EXERCISE GOAL
Line filter on the word "watermark": copy each matching line from the entries.
** Opening RECORDS SHOWN block **
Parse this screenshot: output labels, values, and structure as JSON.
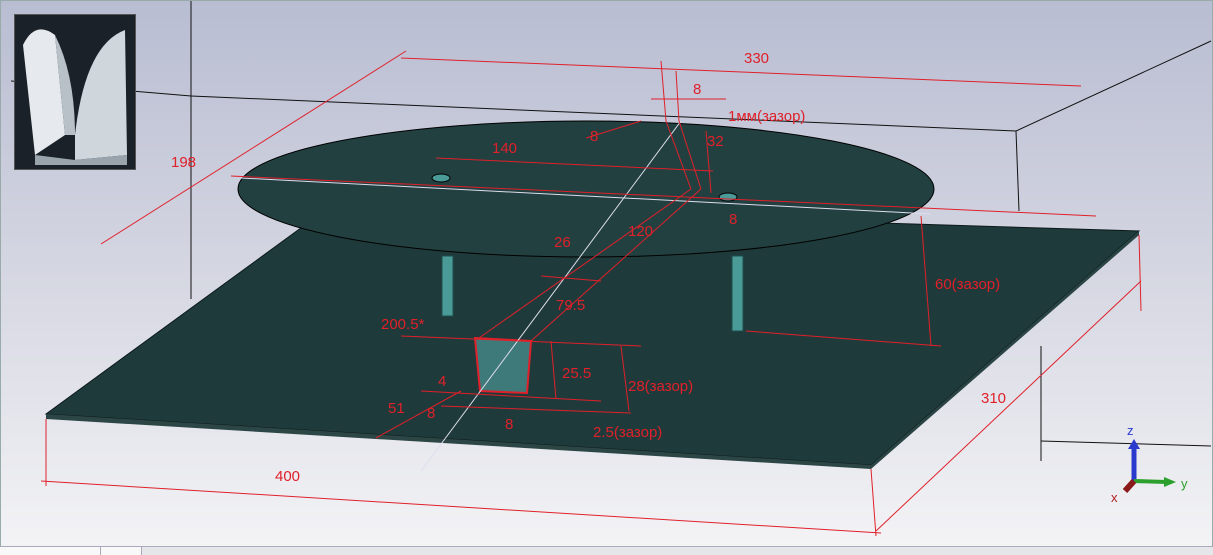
{
  "window": {
    "title": "3D view"
  },
  "dimensions": {
    "d330": "330",
    "d8_top": "8",
    "d1mm": "1мм(зазор)",
    "d8_left": "8",
    "d32": "32",
    "d140": "140",
    "d198": "198",
    "d8_post": "8",
    "d120": "120",
    "d26": "26",
    "d79_5": "79.5",
    "d60": "60(зазор)",
    "d200_5": "200.5*",
    "d25_5": "25.5",
    "d28": "28(зазор)",
    "d4": "4",
    "d51": "51",
    "d8_a": "8",
    "d8_b": "8",
    "d2_5": "2.5(зазор)",
    "d310": "310",
    "d400": "400"
  },
  "axes": {
    "z": "z",
    "y": "y",
    "x": "x"
  },
  "colors": {
    "ground": "#1f3a3a",
    "dim": "#e0202a",
    "post": "#4a9a98"
  }
}
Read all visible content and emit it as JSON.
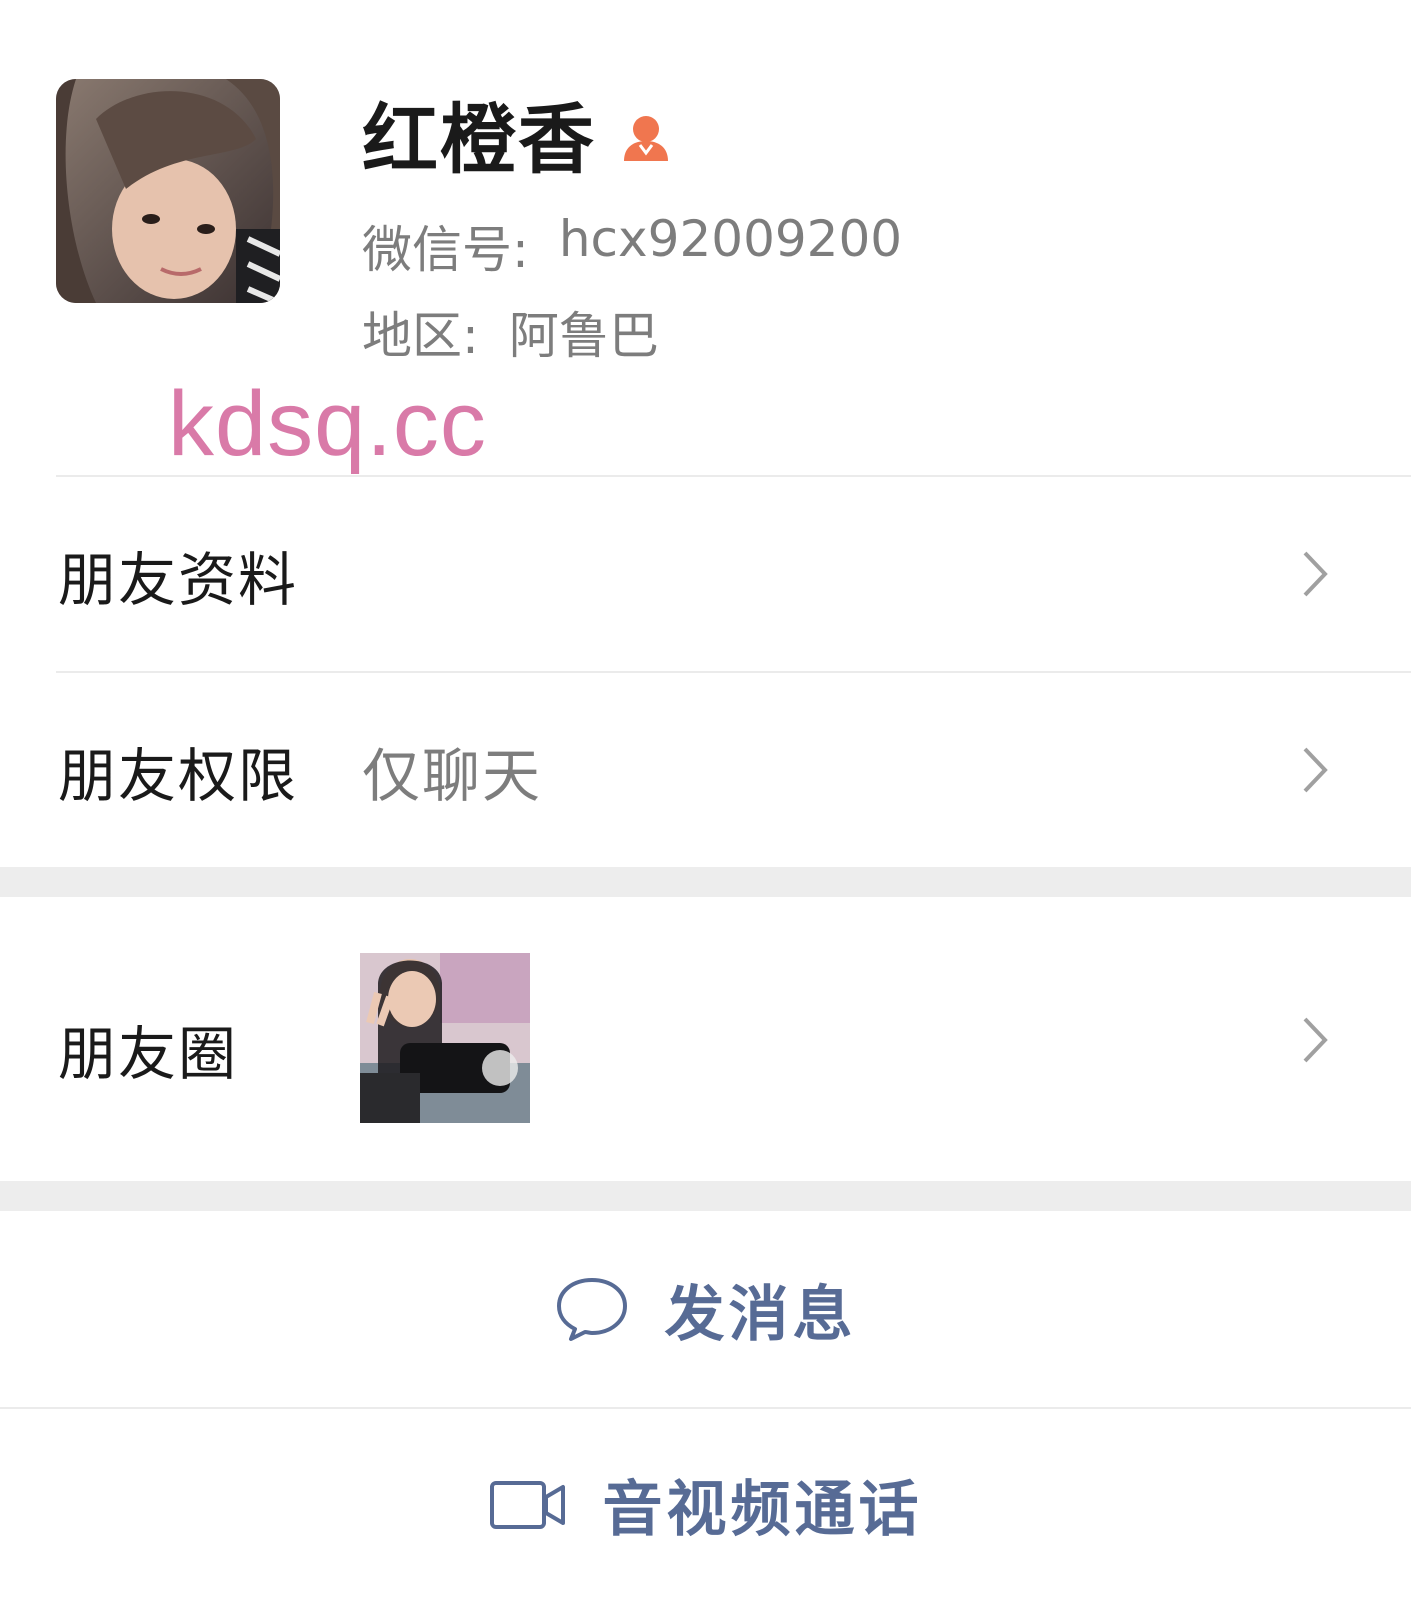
{
  "profile": {
    "name": "红橙香",
    "gender_icon": "female-icon",
    "wechat_id_label": "微信号:",
    "wechat_id": "hcx92009200",
    "region_label": "地区:",
    "region": "阿鲁巴"
  },
  "watermark": "kdsq.cc",
  "rows": {
    "friend_info": {
      "label": "朋友资料"
    },
    "friend_permission": {
      "label": "朋友权限",
      "value": "仅聊天"
    },
    "moments": {
      "label": "朋友圈"
    }
  },
  "actions": {
    "message": {
      "label": "发消息",
      "icon": "chat-bubble-icon"
    },
    "call": {
      "label": "音视频通话",
      "icon": "video-camera-icon"
    }
  },
  "colors": {
    "accent_link": "#576b95",
    "gender_female": "#f0764f",
    "watermark": "#d97aa8",
    "separator": "#ededed"
  }
}
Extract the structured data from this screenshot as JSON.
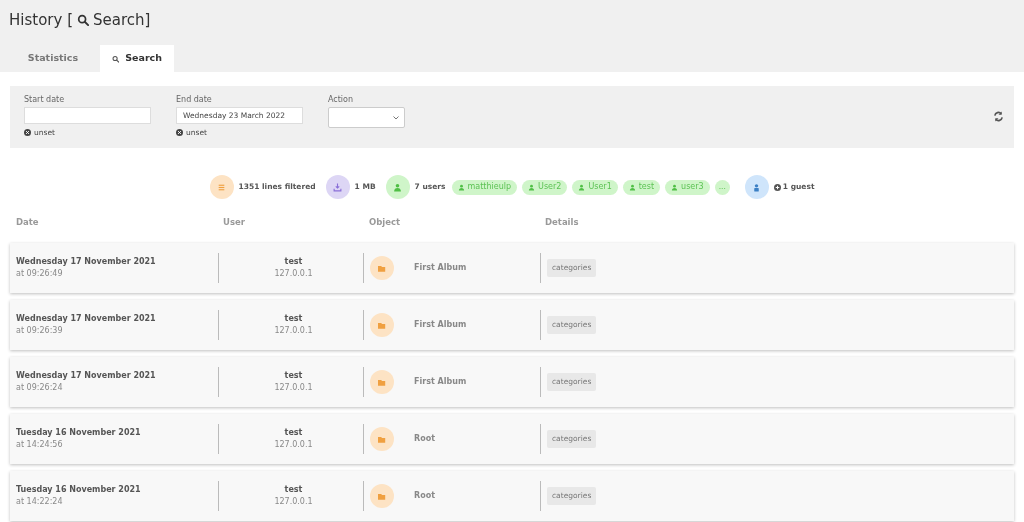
{
  "title": {
    "prefix": "History [",
    "label": "Search]"
  },
  "tabs": [
    {
      "label": "Statistics",
      "kind": "stats",
      "selected": false
    },
    {
      "label": "Search",
      "kind": "search",
      "selected": true
    }
  ],
  "filters": {
    "start_date": {
      "label": "Start date",
      "unset": "unset"
    },
    "end_date": {
      "label": "End date",
      "value": "Wednesday 23 March 2022",
      "unset": "unset"
    },
    "action": {
      "label": "Action"
    }
  },
  "summary": {
    "lines": "1351 lines filtered",
    "size": "1 MB",
    "users": "7 users",
    "user_tags": [
      "matthieulp",
      "User2",
      "User1",
      "test",
      "user3"
    ],
    "more": "...",
    "guests": "1 guest"
  },
  "table": {
    "columns": [
      "Date",
      "User",
      "Object",
      "Details"
    ],
    "rows": [
      {
        "date": "Wednesday 17 November 2021",
        "time": "at 09:26:49",
        "user": "test",
        "ip": "127.0.0.1",
        "object": "First Album",
        "details": "categories"
      },
      {
        "date": "Wednesday 17 November 2021",
        "time": "at 09:26:39",
        "user": "test",
        "ip": "127.0.0.1",
        "object": "First Album",
        "details": "categories"
      },
      {
        "date": "Wednesday 17 November 2021",
        "time": "at 09:26:24",
        "user": "test",
        "ip": "127.0.0.1",
        "object": "First Album",
        "details": "categories"
      },
      {
        "date": "Tuesday 16 November 2021",
        "time": "at 14:24:56",
        "user": "test",
        "ip": "127.0.0.1",
        "object": "Root",
        "details": "categories"
      },
      {
        "date": "Tuesday 16 November 2021",
        "time": "at 14:22:24",
        "user": "test",
        "ip": "127.0.0.1",
        "object": "Root",
        "details": "categories"
      }
    ]
  }
}
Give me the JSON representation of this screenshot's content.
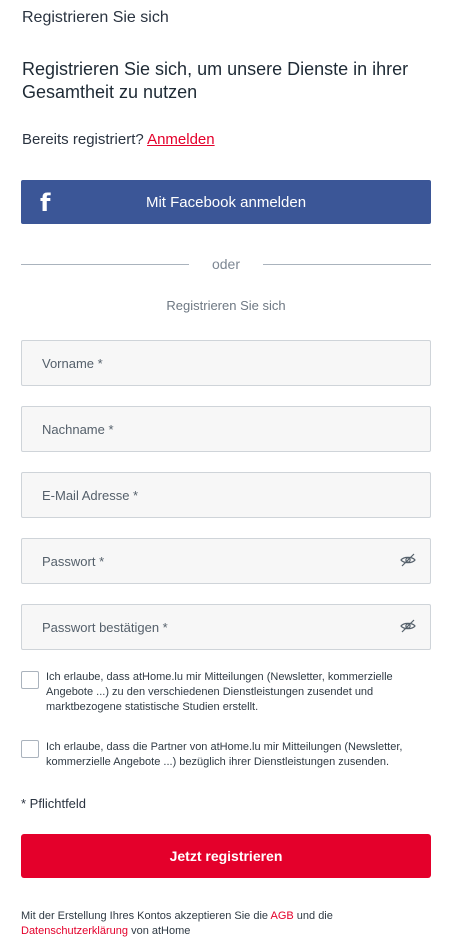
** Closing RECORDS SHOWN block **
OUTPUT OF THE TASK
  "watermark": "kdsq.cc",
    "watermark": "#d97aa8",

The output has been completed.